Makes one 9-inch pie
Pastry for a 9-inch double-crust pie (store-bought or see Butter Pie Crust recipe below)
3/4 cup sugar
1/4 cup all purpose flour
1/4 teaspoon salt
5 cups muscadine grapes (about 2 pounds), rinsed
1 tablespoon freshly squeezed lemon juice, or cider vinegar or white vinegar
3 tablespoons cold butter, cut into small pieces
Heat the oven to 400 degrees F. Place bottom crust into a pie pan, with the edge of the piecrust hanging over the edge of the pan by about 1 inch. Mix the sugar, flour and salt in a small bowl and stir with a fork to mix them well.
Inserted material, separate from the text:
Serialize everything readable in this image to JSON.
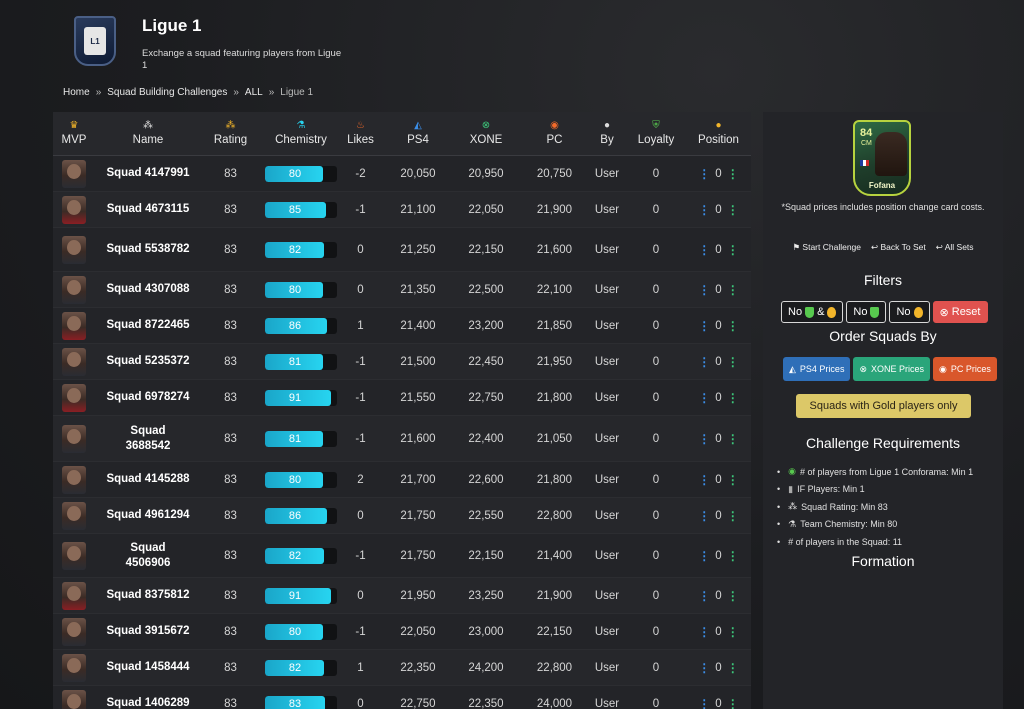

Holding it over a medium bowl, squeeze a grape with its stem end down, so that the pulp pops out and falls into the bowl. (If the pulp doesn’t pop right out with only a squeeze, cut the stem ends off the grapes and discard the ends. Then squeeze the grape and the pulp should pop right out.) Set the hulls aside in a bowl, and place the grape pulp and juices into a medium saucepan. Add 3 tablespoons of water to the pan and bring it to a gentle boil over medium heat. Cook until the pulp has soften and begun to break down, so that the seeds can be easily separated, 10 to 15 minutes. Transfer to a large bowl let cool until you can handle them. Work through the bowl of pulp, extracting and discarding the large round seeds.
Add the grape hulls to the saucepan, and continue cooking to soften the hulls, for 5 minutes more. Remove from heat and stir in the sugar mixture. Pour the grape filling into the piecrust. (Do not overfill it. Reserve any excess and make a small pie in a custard cup, or cook just the fruit as a simple pudding to eat with cream.) Scatter the bits of butter over the pie filling, and cover with the top crust. Press hard all around the pie to seal up the crust. Crimp the edges or press them with the tines of a fork to seal it well. Make slits in the top of the pie so that juices can bubble up and steam can escape. Place the pie on a baking sheet lined with foil, so that any juices have somewhere to go besides the bottom of the stove.
Bake the pie at 400 degrees for 20 minutes. Then reduce the heat to 350 degrees, and continue baking until the filling is thickened and bubbling hot, and the crust is nicely browned, 40 to 50 minutes. Set the pie on a cooling rack or a folded kitchen towel, and let it cool completely.
Sandra Gutierrez’s Butter Piecrust
Makes two 9-inch single piecrusts or one 9-inch double piecrust
My friend and fellow food writer Sandra Gutierrez generously shared her butter piecrust recipe, which provides butter’s delicious flavor and a rich texture. As with any piecrust, the colder your ingredients, the more delicate and pleasing your pastry is likely to be. This recipe is made in a food processor; you could also use a pastry blender or two table knives to cut the butter and shortening into the flour.
2 cups all-purpose flour
1 teaspoon salt
1/2 cup very cold unsalted butter, cut into 1/2-inch cubes
4 to 6 tablespoons ice water
1 teaspoon white vinegar
In the workbowl of a food processor fitted with a metal blade, combine the flour and salt; pulse for 10 seconds. Add the butter cubes and pulse until the mixture resembles coarse sand with some small lumps, 30 to 40 seconds.
Add 3 tablespoons of the ice water and the vinegar and pulse 5 to 7 times, until the dough just barely holds together in the workbowl. Add another tablespoon or two of ice water if needed just to bring the ingredients together. Turn it out onto plastic wrap and pat the dough into two separate disks; refrigerate them for at least 1 hour. Set 1 or 2 disks out at room temperature for 10 minutes before rolling.
Roll out 1 of the dough disks on a lightly floured surface, to a circle about 1/8 inch thick and 10 inches wide. Carefully transfer it into a 9-inch pie plate. Press the dough gently into the pan and trim away any excess dough, leaving about 1/2 inch beyond the edge of the pie pan. Fold the edges up and over, and then crimp the edges decoratively. Or press the back of a fork into the pastry rim, working around the pie to make a flat edge marked with the tines of the fork. If not filling the crust soon, refrigerate it until needed.
To make the crust in advance, wrap it well in plastic and refrigerate it for up to 3 days, or freeze it for up to 2 months.
Purchase Southern Pies.
Subscribe to our Cooking Newsletter.